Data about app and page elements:
◇ ◇ ◇ ◇
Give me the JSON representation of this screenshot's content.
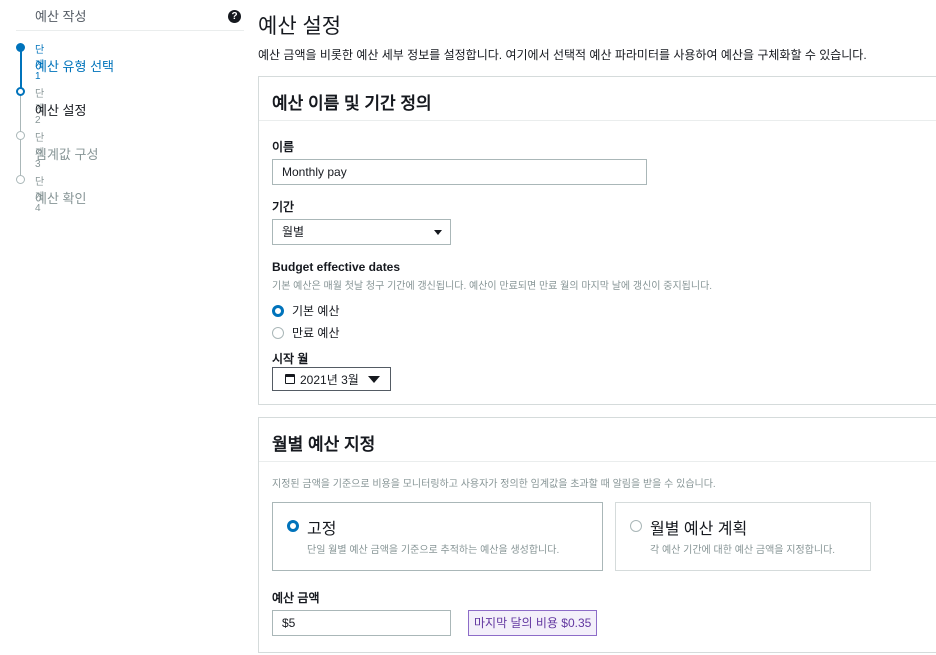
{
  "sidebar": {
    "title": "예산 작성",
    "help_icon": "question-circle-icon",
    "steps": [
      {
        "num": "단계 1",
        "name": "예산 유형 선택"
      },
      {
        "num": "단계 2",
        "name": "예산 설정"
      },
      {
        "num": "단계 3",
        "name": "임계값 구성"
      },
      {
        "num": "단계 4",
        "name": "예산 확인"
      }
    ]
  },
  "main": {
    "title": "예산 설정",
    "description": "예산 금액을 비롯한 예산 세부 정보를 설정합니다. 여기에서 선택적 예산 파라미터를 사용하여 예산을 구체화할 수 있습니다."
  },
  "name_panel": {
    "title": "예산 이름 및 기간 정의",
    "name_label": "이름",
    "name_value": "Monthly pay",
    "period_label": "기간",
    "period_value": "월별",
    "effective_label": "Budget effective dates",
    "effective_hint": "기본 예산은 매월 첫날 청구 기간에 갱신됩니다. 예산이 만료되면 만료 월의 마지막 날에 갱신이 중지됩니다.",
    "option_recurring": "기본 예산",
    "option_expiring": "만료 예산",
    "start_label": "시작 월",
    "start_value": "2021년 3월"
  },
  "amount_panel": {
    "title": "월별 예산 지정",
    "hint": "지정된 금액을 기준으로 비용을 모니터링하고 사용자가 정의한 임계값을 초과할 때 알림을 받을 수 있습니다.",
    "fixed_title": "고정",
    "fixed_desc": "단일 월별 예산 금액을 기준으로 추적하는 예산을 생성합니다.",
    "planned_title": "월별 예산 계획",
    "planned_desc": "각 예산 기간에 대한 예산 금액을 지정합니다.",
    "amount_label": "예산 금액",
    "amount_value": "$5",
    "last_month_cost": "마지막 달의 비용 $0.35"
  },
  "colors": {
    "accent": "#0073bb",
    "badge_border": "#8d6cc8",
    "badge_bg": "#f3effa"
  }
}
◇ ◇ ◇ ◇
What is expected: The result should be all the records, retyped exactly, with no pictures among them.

Exercise response:
Give me the JSON representation of this screenshot's content.
{
  "sidebar": {
    "title": "예산 작성",
    "help_icon": "question-circle-icon",
    "steps": [
      {
        "num": "단계 1",
        "name": "예산 유형 선택"
      },
      {
        "num": "단계 2",
        "name": "예산 설정"
      },
      {
        "num": "단계 3",
        "name": "임계값 구성"
      },
      {
        "num": "단계 4",
        "name": "예산 확인"
      }
    ]
  },
  "main": {
    "title": "예산 설정",
    "description": "예산 금액을 비롯한 예산 세부 정보를 설정합니다. 여기에서 선택적 예산 파라미터를 사용하여 예산을 구체화할 수 있습니다."
  },
  "name_panel": {
    "title": "예산 이름 및 기간 정의",
    "name_label": "이름",
    "name_value": "Monthly pay",
    "period_label": "기간",
    "period_value": "월별",
    "effective_label": "Budget effective dates",
    "effective_hint": "기본 예산은 매월 첫날 청구 기간에 갱신됩니다. 예산이 만료되면 만료 월의 마지막 날에 갱신이 중지됩니다.",
    "option_recurring": "기본 예산",
    "option_expiring": "만료 예산",
    "start_label": "시작 월",
    "start_value": "2021년 3월"
  },
  "amount_panel": {
    "title": "월별 예산 지정",
    "hint": "지정된 금액을 기준으로 비용을 모니터링하고 사용자가 정의한 임계값을 초과할 때 알림을 받을 수 있습니다.",
    "fixed_title": "고정",
    "fixed_desc": "단일 월별 예산 금액을 기준으로 추적하는 예산을 생성합니다.",
    "planned_title": "월별 예산 계획",
    "planned_desc": "각 예산 기간에 대한 예산 금액을 지정합니다.",
    "amount_label": "예산 금액",
    "amount_value": "$5",
    "last_month_cost": "마지막 달의 비용 $0.35"
  },
  "colors": {
    "accent": "#0073bb",
    "badge_border": "#8d6cc8",
    "badge_bg": "#f3effa"
  }
}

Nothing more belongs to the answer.